"…It's not something that I'm making up. This is real. We have people that are mules, that are drug mules, that are hauling drugs across the border and you can tell by their physical characteristics what they've been doing for months, going through the desert with 75 pounds of drugs on their back and if those who advocate for the Dream Act, if they choose to characterize this about valedictorians, I gave them a different image that we need to be thinking about because we just simply can't be passing legislation looking only at one component of what would be millions of people." -- Rep. Steve King, R-Iowa, on his comments during last week's Newsmax interview (Radio Iowa)
PARADISE LOST? The Atlantic's Alexis Madrigal examines the history of Silicon Valley, a place known for its role in the country's technological revolution. He finds not Facebook, Apple, Google, or another high-tech company, but a Super Space Self Storage facility in what was the corporate center for 1983's Silicon Valley. In 1983, it was home to Advanced Micro Devices, a rival of Intel. As part of the design of the Valley's industrial revolution, storage tanks were put underground, but a study in 1985 found that 75 of the 96 underground tanks in the south Bay had contaminated the surrounding area. Madrigal writes, "This is a landscape that industrialists, government regulators, and city planners sacrificed to create the computer industry that we know today." Read more
TODAY'S PHOTO GALLERY

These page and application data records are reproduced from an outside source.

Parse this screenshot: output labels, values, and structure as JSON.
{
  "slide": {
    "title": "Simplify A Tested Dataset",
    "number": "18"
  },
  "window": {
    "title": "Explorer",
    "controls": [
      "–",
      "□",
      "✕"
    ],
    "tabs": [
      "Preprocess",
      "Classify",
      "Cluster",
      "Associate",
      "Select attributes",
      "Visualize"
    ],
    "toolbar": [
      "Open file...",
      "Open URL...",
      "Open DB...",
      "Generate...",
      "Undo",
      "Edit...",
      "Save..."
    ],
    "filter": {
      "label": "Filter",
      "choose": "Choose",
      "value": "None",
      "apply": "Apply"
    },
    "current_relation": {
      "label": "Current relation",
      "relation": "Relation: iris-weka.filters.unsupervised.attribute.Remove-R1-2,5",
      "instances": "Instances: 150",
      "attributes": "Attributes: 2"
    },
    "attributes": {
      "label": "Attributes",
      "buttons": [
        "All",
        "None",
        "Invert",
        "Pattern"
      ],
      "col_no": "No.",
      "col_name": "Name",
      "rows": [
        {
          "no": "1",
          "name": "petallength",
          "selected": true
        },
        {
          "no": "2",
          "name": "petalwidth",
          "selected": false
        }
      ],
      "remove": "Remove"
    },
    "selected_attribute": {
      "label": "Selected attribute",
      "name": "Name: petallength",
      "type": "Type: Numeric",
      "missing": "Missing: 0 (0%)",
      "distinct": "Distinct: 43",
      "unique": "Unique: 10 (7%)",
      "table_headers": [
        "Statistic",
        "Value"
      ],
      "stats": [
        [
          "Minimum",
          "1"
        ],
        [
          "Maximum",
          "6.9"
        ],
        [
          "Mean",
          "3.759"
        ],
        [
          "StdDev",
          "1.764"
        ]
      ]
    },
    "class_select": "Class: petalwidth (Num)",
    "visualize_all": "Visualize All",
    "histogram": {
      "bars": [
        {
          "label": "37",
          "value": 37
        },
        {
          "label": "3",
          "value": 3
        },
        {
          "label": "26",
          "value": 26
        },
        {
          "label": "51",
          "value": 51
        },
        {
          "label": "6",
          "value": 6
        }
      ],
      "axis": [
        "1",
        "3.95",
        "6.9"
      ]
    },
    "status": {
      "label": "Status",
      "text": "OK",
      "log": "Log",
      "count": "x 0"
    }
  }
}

NASA'S STILL GOT IT. If you're not following NASA's Goddard Space Flight Center on Instagram, you should be, National Journal's Brian Resnick reports. While it might not be front and center in the news these days—with the passing of the shuttle program and after the landing of the Mars Rover—the space agency continues in its long tradition of producing exceptional photos. Think about it: Some of the most indelible images of the 20th century were captured by the federal agency. And as imaging technology advances, so do the quality of the images. See it here

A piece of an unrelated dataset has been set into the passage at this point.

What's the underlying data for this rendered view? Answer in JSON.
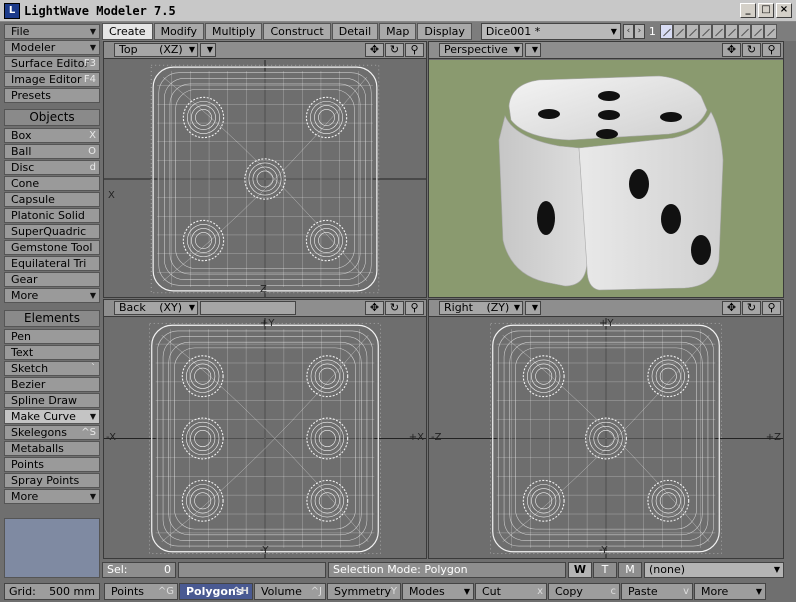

LET TEDDY IN. The Health and Human Services Department enlisted former President Teddy Roosevelt to help promote the Affordable Care Act, The Wall Street Journal reports. Teddy, one of the "racing presidents" mascots of the Washington Nationals, appeared in a video with HHS Secretary Kathleen Sebelius ahead of last night's game against the Pittsburgh Pirates. Teddy was shown enrolling in an insurance plan and calling an HHS hotline for assistance. The appearance was part of "HHS Night" at Nationals Park. An Obama administration official said that the department has no official partnership with the team. Read more